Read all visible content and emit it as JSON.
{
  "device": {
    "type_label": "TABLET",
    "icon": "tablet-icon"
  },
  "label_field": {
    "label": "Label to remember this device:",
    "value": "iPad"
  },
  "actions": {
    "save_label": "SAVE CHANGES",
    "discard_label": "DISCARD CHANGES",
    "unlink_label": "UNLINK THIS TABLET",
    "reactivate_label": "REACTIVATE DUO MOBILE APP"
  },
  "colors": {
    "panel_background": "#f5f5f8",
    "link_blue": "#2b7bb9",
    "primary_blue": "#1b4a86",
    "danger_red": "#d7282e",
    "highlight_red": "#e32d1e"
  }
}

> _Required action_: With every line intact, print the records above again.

> _Answer to this problem_:
Read all visible content and emit it as JSON.
{
  "device": {
    "type_label": "TABLET",
    "icon": "tablet-icon"
  },
  "label_field": {
    "label": "Label to remember this device:",
    "value": "iPad"
  },
  "actions": {
    "save_label": "SAVE CHANGES",
    "discard_label": "DISCARD CHANGES",
    "unlink_label": "UNLINK THIS TABLET",
    "reactivate_label": "REACTIVATE DUO MOBILE APP"
  },
  "colors": {
    "panel_background": "#f5f5f8",
    "link_blue": "#2b7bb9",
    "primary_blue": "#1b4a86",
    "danger_red": "#d7282e",
    "highlight_red": "#e32d1e"
  }
}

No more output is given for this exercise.